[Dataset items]
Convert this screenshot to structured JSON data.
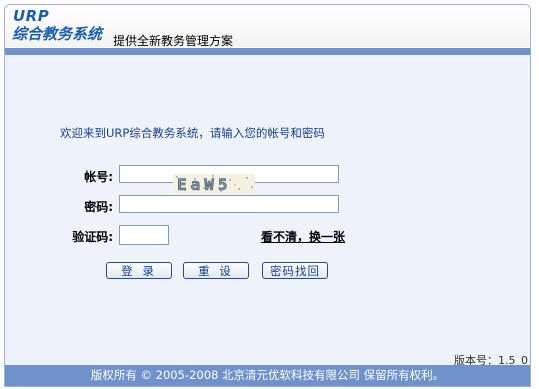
{
  "header": {
    "logo_top": "URP",
    "logo_bottom": "综合教务系统",
    "slogan": "提供全新教务管理方案"
  },
  "login": {
    "welcome": "欢迎来到URP综合教务系统，请输入您的帐号和密码",
    "account_label": "帐号:",
    "password_label": "密码:",
    "captcha_label": "验证码:",
    "account_value": "",
    "password_value": "",
    "captcha_value": "",
    "captcha_text": "EaW5",
    "refresh_captcha": "看不清，换一张",
    "login_button": "登 录",
    "reset_button": "重 设",
    "recover_button": "密码找回"
  },
  "version": "版本号：1.5_0",
  "footer": {
    "copyright": "版权所有 © 2005-2008 北京清元优软科技有限公司  保留所有权利。"
  },
  "colors": {
    "brand_blue": "#1c5fae",
    "band": "#6e92c9",
    "panel_bg": "#eef3fa",
    "welcome_text": "#1a3f8c"
  }
}
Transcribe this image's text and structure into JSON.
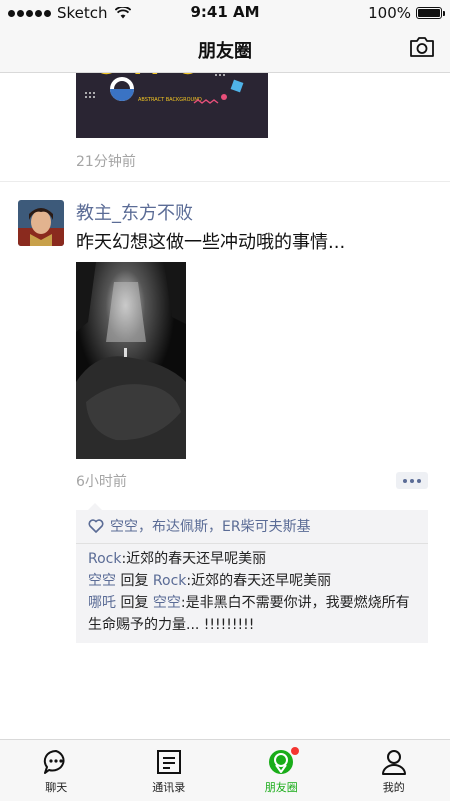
{
  "status_bar": {
    "carrier": "Sketch",
    "time": "9:41 AM",
    "battery": "100%"
  },
  "nav": {
    "title": "朋友圈"
  },
  "post1": {
    "time": "21分钟前",
    "image_text": "ABSTRACT BACKGROUND"
  },
  "post2": {
    "author": "教主_东方不败",
    "text": "昨天幻想这做一些冲动哦的事情...",
    "time": "6小时前",
    "likes": [
      "空空",
      "布达佩斯",
      "ER柴可夫斯基"
    ],
    "likes_separator": "，",
    "comments": [
      {
        "name": "Rock",
        "text": ":近郊的春天还早呢美丽"
      },
      {
        "name": "空空",
        "reply_word": "回复",
        "reply_to": "Rock",
        "text": ":近郊的春天还早呢美丽"
      },
      {
        "name": "哪吒",
        "reply_word": "回复",
        "reply_to": "空空",
        "text": ":是非黑白不需要你讲，我要燃烧所有生命赐予的力量... !!!!!!!!!"
      }
    ]
  },
  "tabs": [
    {
      "label": "聊天",
      "icon": "chat-bubble-icon"
    },
    {
      "label": "通讯录",
      "icon": "contacts-list-icon"
    },
    {
      "label": "朋友圈",
      "icon": "moments-icon"
    },
    {
      "label": "我的",
      "icon": "profile-icon"
    }
  ],
  "colors": {
    "accent_green": "#1aad19",
    "link_blue": "#5b6c96",
    "badge_red": "#f43530"
  }
}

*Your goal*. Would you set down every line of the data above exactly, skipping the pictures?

*Written response*.
Convert this screenshot to structured JSON data.
{
  "header": {
    "logo_top": "URP",
    "logo_bottom": "综合教务系统",
    "slogan": "提供全新教务管理方案"
  },
  "login": {
    "welcome": "欢迎来到URP综合教务系统，请输入您的帐号和密码",
    "account_label": "帐号:",
    "password_label": "密码:",
    "captcha_label": "验证码:",
    "account_value": "",
    "password_value": "",
    "captcha_value": "",
    "captcha_text": "EaW5",
    "refresh_captcha": "看不清，换一张",
    "login_button": "登 录",
    "reset_button": "重 设",
    "recover_button": "密码找回"
  },
  "version": "版本号：1.5_0",
  "footer": {
    "copyright": "版权所有 © 2005-2008 北京清元优软科技有限公司  保留所有权利。"
  },
  "colors": {
    "brand_blue": "#1c5fae",
    "band": "#6e92c9",
    "panel_bg": "#eef3fa",
    "welcome_text": "#1a3f8c"
  }
}
Transcribe this image's text and structure into JSON.
{
  "status_bar": {
    "carrier": "Sketch",
    "time": "9:41 AM",
    "battery": "100%"
  },
  "nav": {
    "title": "朋友圈"
  },
  "post1": {
    "time": "21分钟前",
    "image_text": "ABSTRACT BACKGROUND"
  },
  "post2": {
    "author": "教主_东方不败",
    "text": "昨天幻想这做一些冲动哦的事情...",
    "time": "6小时前",
    "likes": [
      "空空",
      "布达佩斯",
      "ER柴可夫斯基"
    ],
    "likes_separator": "，",
    "comments": [
      {
        "name": "Rock",
        "text": ":近郊的春天还早呢美丽"
      },
      {
        "name": "空空",
        "reply_word": "回复",
        "reply_to": "Rock",
        "text": ":近郊的春天还早呢美丽"
      },
      {
        "name": "哪吒",
        "reply_word": "回复",
        "reply_to": "空空",
        "text": ":是非黑白不需要你讲，我要燃烧所有生命赐予的力量... !!!!!!!!!"
      }
    ]
  },
  "tabs": [
    {
      "label": "聊天",
      "icon": "chat-bubble-icon"
    },
    {
      "label": "通讯录",
      "icon": "contacts-list-icon"
    },
    {
      "label": "朋友圈",
      "icon": "moments-icon"
    },
    {
      "label": "我的",
      "icon": "profile-icon"
    }
  ],
  "colors": {
    "accent_green": "#1aad19",
    "link_blue": "#5b6c96",
    "badge_red": "#f43530"
  }
}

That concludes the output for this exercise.